_What is expected:_ From the material below, copy out each line with the word "still" in it.

· · · · ·

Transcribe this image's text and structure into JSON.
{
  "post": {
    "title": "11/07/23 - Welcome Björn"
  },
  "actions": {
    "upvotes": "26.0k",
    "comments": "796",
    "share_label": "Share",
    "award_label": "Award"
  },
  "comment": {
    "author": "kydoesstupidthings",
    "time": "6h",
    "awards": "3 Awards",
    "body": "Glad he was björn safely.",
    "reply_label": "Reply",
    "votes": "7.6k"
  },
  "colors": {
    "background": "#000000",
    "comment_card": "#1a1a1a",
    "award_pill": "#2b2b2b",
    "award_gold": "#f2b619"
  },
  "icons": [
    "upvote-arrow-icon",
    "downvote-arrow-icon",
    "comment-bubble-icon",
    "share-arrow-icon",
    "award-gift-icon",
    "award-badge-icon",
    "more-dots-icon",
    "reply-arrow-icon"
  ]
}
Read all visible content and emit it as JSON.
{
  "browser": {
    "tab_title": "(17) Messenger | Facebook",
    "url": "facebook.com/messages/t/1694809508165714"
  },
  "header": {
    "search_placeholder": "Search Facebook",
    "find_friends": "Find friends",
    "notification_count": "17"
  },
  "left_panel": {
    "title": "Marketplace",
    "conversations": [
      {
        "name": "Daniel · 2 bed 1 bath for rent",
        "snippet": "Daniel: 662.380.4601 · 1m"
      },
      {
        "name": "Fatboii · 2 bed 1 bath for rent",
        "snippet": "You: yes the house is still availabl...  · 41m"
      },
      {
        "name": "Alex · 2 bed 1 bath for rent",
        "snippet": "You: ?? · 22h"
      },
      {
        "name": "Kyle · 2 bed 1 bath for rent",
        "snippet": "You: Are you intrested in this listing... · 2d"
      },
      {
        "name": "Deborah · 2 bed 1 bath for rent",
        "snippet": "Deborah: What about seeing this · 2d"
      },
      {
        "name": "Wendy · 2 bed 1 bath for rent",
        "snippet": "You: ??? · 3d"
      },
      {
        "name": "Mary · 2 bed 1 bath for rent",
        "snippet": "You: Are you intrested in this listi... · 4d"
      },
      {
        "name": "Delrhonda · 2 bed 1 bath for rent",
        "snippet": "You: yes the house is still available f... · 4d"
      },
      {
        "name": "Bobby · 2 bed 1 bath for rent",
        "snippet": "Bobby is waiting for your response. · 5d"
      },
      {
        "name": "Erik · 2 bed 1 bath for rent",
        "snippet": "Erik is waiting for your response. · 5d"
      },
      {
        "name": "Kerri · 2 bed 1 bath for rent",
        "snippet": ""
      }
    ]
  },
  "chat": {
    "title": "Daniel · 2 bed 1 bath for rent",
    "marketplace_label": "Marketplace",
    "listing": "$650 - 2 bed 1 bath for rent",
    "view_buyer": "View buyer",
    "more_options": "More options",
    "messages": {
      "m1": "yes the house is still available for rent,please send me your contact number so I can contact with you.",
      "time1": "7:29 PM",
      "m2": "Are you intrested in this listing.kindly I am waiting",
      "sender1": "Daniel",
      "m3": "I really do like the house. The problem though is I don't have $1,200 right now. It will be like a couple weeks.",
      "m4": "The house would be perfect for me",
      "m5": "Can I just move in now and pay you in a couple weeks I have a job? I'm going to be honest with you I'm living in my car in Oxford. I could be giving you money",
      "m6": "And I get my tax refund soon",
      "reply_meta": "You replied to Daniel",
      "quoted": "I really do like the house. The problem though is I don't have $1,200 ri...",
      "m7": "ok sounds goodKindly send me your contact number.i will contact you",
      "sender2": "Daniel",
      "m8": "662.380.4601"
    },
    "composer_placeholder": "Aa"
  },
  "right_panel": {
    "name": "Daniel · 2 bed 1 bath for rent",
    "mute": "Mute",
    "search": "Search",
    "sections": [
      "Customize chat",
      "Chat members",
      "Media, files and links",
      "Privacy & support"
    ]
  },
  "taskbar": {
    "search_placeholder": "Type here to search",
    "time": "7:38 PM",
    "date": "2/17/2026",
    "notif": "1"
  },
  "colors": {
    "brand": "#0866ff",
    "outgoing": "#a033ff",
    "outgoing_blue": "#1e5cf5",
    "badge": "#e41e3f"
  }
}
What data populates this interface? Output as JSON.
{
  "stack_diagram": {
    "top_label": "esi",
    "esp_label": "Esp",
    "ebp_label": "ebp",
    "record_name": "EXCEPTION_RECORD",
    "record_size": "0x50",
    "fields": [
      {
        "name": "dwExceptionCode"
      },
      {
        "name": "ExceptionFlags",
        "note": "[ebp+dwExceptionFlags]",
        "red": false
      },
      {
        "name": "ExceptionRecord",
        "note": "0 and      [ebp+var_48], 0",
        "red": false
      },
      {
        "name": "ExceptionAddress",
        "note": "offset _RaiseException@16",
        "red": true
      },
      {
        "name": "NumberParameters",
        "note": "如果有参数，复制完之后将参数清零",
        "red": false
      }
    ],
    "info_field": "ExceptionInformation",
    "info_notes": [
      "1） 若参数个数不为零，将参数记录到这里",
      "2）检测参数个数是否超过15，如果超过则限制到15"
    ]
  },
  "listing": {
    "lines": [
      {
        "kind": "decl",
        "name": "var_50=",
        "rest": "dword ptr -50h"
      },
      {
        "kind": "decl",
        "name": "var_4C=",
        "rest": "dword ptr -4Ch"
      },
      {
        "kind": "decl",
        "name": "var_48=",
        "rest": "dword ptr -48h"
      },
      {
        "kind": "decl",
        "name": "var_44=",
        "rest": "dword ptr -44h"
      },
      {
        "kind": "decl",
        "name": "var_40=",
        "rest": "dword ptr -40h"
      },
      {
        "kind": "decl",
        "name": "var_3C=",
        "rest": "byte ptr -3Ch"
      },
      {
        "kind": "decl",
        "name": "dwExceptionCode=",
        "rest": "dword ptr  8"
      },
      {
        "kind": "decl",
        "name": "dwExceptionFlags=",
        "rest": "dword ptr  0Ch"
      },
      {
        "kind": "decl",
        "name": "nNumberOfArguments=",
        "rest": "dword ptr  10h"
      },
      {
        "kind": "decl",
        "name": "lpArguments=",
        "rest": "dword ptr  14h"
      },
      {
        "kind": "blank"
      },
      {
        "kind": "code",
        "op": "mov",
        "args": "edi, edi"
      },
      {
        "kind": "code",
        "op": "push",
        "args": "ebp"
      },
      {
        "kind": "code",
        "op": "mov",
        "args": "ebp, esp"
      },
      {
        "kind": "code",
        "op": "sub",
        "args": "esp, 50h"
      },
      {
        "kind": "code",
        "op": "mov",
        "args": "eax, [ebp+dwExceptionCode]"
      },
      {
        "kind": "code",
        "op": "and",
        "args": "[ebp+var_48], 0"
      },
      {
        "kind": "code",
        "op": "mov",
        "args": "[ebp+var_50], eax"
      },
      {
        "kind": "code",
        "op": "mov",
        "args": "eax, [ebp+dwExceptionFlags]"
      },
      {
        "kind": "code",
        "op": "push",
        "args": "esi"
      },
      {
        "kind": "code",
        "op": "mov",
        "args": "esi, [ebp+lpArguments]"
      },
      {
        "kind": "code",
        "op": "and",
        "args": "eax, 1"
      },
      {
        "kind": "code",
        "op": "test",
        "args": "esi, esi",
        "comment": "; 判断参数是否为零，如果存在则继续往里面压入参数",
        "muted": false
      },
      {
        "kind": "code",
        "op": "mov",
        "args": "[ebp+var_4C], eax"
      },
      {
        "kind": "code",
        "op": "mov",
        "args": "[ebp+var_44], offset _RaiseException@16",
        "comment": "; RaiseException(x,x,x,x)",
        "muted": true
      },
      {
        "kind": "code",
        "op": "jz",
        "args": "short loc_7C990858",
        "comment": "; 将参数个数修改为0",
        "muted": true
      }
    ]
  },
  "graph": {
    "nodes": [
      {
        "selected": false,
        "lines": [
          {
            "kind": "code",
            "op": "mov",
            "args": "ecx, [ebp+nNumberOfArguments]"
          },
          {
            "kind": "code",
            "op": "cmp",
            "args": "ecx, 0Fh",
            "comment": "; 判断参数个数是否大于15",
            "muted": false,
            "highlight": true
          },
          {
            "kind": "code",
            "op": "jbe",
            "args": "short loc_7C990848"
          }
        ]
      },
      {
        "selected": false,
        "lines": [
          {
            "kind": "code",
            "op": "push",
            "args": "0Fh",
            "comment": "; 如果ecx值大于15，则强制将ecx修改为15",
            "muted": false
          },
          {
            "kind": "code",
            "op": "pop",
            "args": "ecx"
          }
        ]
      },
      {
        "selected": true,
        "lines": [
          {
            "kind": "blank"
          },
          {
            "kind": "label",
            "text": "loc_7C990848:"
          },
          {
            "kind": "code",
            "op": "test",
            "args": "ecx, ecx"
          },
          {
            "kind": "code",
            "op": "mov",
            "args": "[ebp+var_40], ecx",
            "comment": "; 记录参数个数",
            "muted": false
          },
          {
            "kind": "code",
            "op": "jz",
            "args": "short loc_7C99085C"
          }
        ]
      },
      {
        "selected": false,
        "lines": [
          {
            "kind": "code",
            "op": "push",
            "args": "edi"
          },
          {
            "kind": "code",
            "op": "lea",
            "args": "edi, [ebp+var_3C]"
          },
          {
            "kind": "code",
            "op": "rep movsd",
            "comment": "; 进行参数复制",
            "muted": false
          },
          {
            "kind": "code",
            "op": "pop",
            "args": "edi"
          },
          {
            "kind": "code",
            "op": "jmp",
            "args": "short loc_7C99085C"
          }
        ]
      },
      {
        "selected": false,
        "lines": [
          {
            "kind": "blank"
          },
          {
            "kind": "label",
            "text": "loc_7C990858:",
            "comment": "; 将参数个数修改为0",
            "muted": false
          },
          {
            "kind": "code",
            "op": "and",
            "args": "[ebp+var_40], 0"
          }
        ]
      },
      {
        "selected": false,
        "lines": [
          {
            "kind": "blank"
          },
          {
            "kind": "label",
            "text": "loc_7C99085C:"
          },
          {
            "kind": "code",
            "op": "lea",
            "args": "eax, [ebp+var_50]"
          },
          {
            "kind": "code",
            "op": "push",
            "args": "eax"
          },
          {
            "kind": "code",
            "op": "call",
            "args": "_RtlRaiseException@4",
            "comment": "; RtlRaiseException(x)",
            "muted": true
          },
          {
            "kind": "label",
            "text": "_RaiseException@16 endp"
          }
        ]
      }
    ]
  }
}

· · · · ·

_Answer area:_
        "snippet": "You: yes the house is still availabl...  · 41m"
        "snippet": "You: yes the house is still available f... · 4d"
      "m1": "yes the house is still available for rent,please send me your contact number so I can contact with you.",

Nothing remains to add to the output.